***** Extracted information
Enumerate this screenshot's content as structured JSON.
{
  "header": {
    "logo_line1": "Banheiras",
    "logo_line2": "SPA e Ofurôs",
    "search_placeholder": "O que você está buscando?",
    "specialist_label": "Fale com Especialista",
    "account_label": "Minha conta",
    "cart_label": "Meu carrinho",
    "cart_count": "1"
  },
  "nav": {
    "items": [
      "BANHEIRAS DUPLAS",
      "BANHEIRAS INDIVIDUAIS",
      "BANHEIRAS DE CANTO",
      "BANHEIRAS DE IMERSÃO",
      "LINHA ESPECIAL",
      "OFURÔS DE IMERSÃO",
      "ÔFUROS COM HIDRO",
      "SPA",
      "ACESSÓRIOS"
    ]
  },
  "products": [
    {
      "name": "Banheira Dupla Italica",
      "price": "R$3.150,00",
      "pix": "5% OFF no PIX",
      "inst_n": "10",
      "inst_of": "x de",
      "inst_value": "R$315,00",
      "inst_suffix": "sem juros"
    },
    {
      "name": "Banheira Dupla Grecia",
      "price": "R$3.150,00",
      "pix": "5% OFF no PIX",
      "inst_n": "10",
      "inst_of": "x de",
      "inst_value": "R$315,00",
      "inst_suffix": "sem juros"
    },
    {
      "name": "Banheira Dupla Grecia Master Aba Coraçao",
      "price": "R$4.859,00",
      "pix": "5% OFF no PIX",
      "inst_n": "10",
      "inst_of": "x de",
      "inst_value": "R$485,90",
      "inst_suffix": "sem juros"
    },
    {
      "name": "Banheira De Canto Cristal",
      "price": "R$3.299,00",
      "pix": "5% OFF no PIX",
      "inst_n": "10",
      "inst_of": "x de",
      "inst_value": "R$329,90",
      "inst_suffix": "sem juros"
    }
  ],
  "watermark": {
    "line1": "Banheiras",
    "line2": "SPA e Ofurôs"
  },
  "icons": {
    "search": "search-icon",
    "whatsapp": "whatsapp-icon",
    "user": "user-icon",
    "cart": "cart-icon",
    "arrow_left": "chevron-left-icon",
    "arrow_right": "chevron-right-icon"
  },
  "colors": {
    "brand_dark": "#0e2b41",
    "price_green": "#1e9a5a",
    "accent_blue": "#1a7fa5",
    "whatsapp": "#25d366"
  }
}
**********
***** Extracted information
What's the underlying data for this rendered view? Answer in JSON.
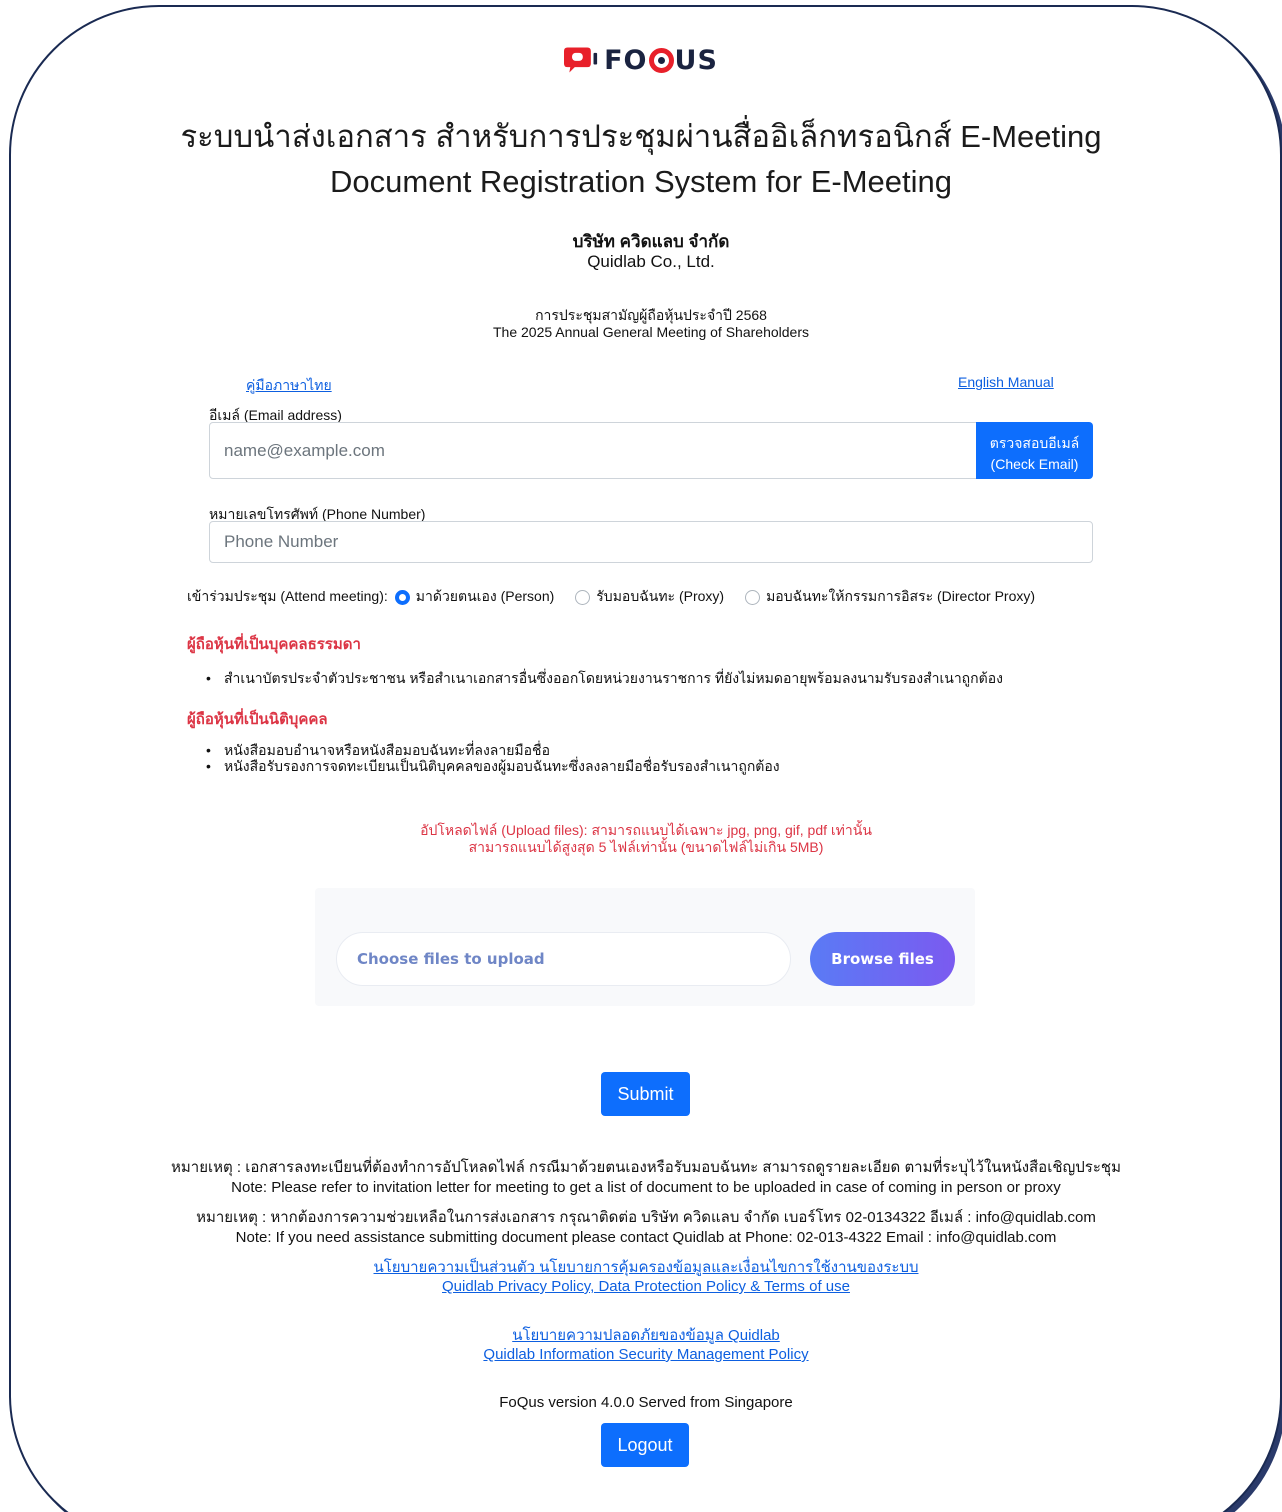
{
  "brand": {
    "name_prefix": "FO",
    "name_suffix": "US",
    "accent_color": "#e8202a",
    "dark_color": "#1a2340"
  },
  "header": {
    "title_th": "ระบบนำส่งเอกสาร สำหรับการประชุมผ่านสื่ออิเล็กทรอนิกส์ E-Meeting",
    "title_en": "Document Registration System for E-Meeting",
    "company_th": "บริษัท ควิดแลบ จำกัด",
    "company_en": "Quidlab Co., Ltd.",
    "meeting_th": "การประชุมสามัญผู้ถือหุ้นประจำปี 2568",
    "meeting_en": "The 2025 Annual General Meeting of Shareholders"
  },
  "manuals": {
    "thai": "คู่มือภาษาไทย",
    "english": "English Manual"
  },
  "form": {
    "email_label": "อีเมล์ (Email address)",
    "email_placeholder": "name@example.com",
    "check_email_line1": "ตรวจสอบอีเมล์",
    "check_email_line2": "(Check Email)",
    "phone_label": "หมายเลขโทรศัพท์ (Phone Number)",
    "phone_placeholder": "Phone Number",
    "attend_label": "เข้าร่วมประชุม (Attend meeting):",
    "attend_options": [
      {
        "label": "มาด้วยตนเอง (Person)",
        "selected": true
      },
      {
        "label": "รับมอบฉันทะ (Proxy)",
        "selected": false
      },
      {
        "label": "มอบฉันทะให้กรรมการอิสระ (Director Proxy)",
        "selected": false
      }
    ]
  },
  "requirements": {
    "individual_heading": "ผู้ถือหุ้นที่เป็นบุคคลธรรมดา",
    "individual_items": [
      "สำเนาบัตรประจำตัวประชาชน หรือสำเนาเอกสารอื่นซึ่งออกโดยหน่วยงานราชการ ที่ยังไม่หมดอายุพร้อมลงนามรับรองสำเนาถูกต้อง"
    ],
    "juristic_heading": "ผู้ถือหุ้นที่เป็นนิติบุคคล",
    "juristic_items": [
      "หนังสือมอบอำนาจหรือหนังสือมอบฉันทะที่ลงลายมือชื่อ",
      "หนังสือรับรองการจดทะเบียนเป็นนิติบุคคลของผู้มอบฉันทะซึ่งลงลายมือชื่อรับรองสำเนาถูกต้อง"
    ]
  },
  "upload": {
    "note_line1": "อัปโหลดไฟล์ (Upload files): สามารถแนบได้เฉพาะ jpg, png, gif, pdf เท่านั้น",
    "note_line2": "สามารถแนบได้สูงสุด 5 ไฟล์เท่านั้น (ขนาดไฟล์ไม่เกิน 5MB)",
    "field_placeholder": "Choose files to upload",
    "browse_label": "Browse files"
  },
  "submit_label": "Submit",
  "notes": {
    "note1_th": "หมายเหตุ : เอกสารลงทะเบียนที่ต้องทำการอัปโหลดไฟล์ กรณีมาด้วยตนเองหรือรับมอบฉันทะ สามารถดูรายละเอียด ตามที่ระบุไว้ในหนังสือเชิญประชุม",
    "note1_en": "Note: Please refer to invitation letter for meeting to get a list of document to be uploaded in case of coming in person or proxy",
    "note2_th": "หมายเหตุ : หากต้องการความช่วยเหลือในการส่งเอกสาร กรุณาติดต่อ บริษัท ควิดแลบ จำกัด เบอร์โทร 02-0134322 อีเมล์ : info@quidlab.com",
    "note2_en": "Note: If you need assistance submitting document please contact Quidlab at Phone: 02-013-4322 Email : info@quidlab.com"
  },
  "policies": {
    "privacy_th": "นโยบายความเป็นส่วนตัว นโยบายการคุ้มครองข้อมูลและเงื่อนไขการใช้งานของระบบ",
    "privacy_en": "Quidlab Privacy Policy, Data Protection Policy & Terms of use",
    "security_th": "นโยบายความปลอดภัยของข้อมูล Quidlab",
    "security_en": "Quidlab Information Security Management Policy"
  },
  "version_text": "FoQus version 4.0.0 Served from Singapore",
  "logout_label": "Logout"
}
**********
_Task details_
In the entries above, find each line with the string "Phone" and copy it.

_Answer for the task_
    "phone_label": "หมายเลขโทรศัพท์ (Phone Number)",
    "phone_placeholder": "Phone Number",
    "note2_en": "Note: If you need assistance submitting document please contact Quidlab at Phone: 02-013-4322 Email : info@quidlab.com"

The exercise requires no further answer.